Savages, Barbarians, Civilized Men - The Civilized Capitalist Machine - Deleuze and Guattari (1972)
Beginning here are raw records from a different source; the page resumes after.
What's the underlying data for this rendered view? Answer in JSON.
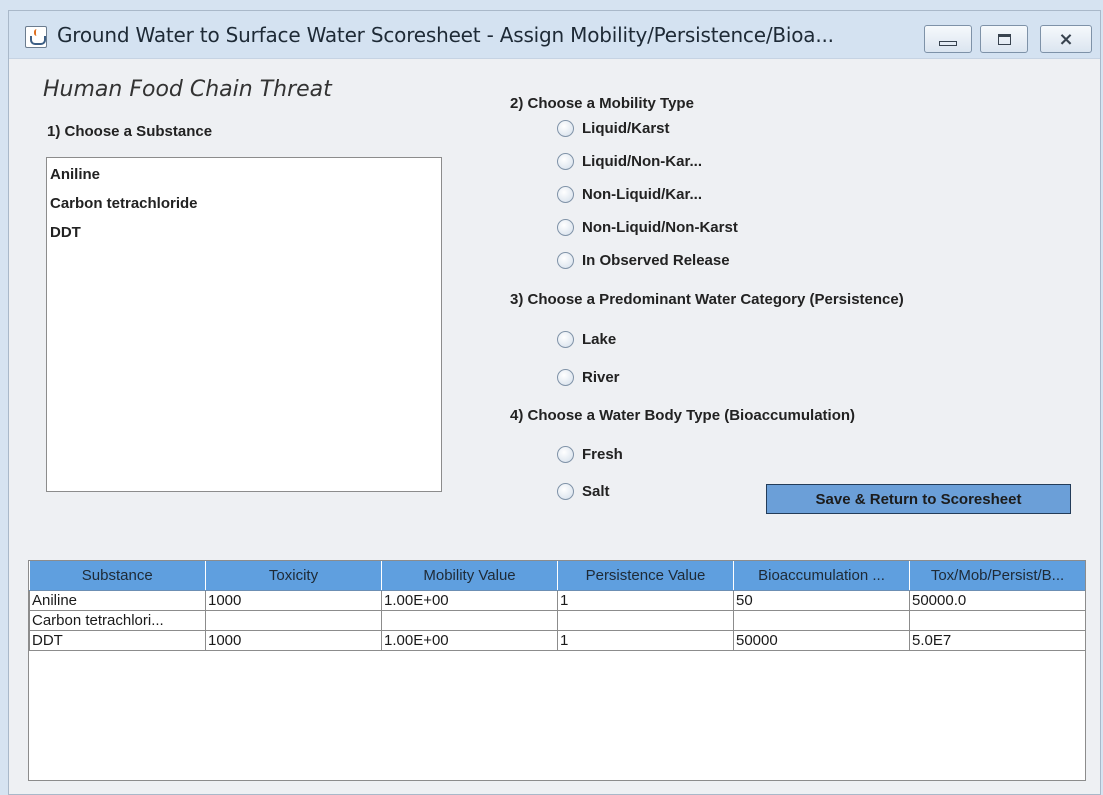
{
  "window": {
    "title": "Ground Water to Surface Water Scoresheet - Assign Mobility/Persistence/Bioa...",
    "controls": {
      "minimize_icon": "minimize-icon",
      "maximize_icon": "maximize-icon",
      "close_icon": "close-icon",
      "close_glyph": "⨯"
    }
  },
  "section_title": "Human Food Chain Threat",
  "substance_section": {
    "label": "1) Choose a Substance",
    "items": [
      "Aniline",
      "Carbon tetrachloride",
      "DDT"
    ]
  },
  "mobility_section": {
    "label": "2) Choose a Mobility Type",
    "options": [
      "Liquid/Karst",
      "Liquid/Non-Kar...",
      "Non-Liquid/Kar...",
      "Non-Liquid/Non-Karst",
      "In Observed Release"
    ]
  },
  "persistence_section": {
    "label": "3) Choose a Predominant Water Category (Persistence)",
    "options": [
      "Lake",
      "River"
    ]
  },
  "bioaccumulation_section": {
    "label": "4) Choose a Water Body Type (Bioaccumulation)",
    "options": [
      "Fresh",
      "Salt"
    ]
  },
  "save_button_label": "Save & Return to Scoresheet",
  "table": {
    "headers": [
      "Substance",
      "Toxicity",
      "Mobility Value",
      "Persistence Value",
      "Bioaccumulation ...",
      "Tox/Mob/Persist/B..."
    ],
    "rows": [
      [
        "Aniline",
        "1000",
        "1.00E+00",
        "1",
        "50",
        "50000.0"
      ],
      [
        "Carbon tetrachlori...",
        "",
        "",
        "",
        "",
        ""
      ],
      [
        "DDT",
        "1000",
        "1.00E+00",
        "1",
        "50000",
        "5.0E7"
      ]
    ]
  },
  "colors": {
    "title_bar": "#d4e2f1",
    "table_header": "#5f9fdf",
    "save_button": "#6b9fd8"
  }
}
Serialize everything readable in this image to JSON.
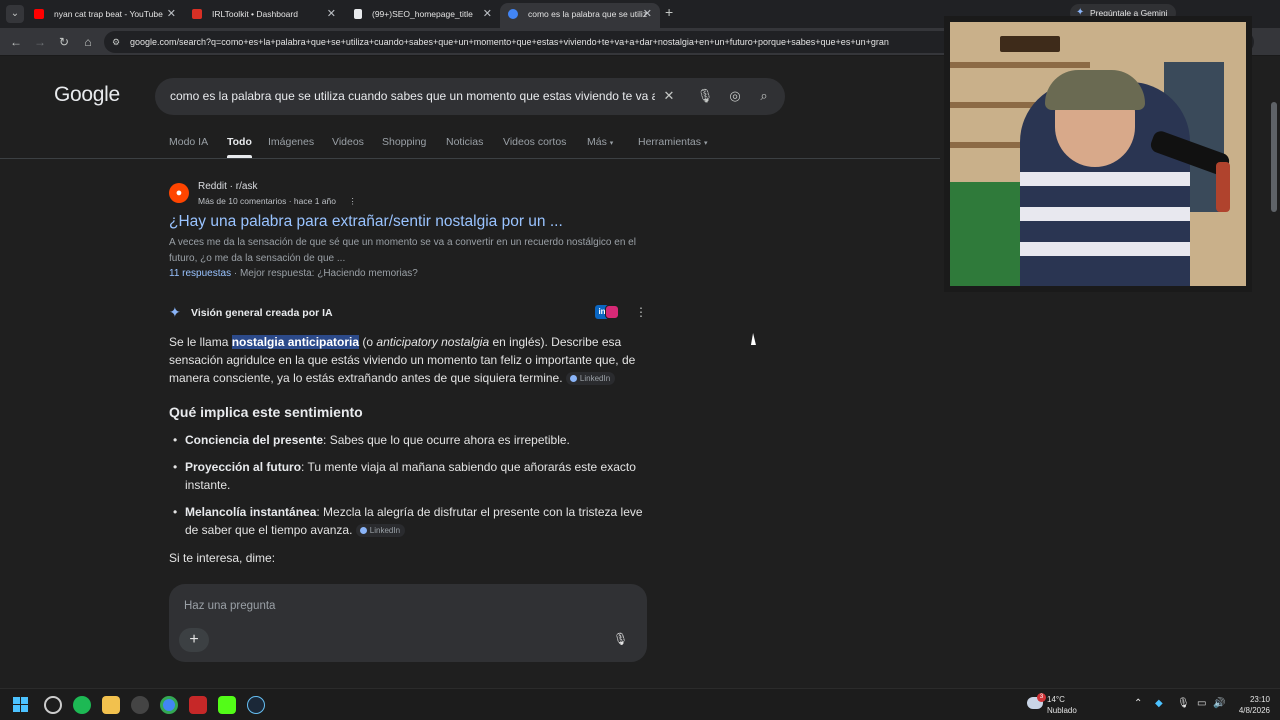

... In a certain sense, capitalist economists are not mistaken when they present the economy as being perpetually "in need of monetarization," as if it were always necessary to inject money into the economy from the outside according to a supply and a demand. In this manner the system indeed holds together and functions, and perpetually fulfills its own immanence. In this manner it is indeed the global object of an investment of desire. The wage earner's desire, the capitalist's desire, everything moves to the rhythm of one and the same desire, founded on the differential relation of flows having no assignable limit, and where capitalism reproduces its immanent limits on an ever widening and more comprehensive scale. Hence it is at the level of a generalized theory of flows that one is able to reply to the question: how does one come to desire strength while also desiring one's own impotence? How was such a social field able to be invested by desire? And how far does desire go beyond so-called objective interests, when it is a question of flows to set in motion and to break? Doubtless Marxists will remind us that the formation of money as a specific relation within capitalism depends on the mode of production that makes the economy a monetary economy. The fact remains that the apparent objective movement of capital - which is by no means a failure to recognize or an illusion of consciousness - shows that the productive essence of capitalism can itself function only in this necessarily monetary or commodity form that controls it, and whose flows and relations between flows contain the secret of the investment of desire. It is at the level of flows, the monetary flows included, and not at the level of ideology, that the integration of desire is achieved.

So what is the solution? Which is the revolutionary path? ... Is there one? - To withdraw from the world market, as Samir Amin advises Third World countries to do, in a curious revival of the fascist "economic solution"? Or might it be to go in the opposite direction? To go still further, that is, in the movement of the market, of decoding and deterritorialization? For perhaps the flows are not yet deterritorialized enough, not decoded enough, from the viewpoint of a theory and a practice of a highly schizophrenic character. Not to withdraw from the process, but to go further, to "accelerate the process," as Nietzsche put it: in this matter, the truth is that we haven't seen anything yet.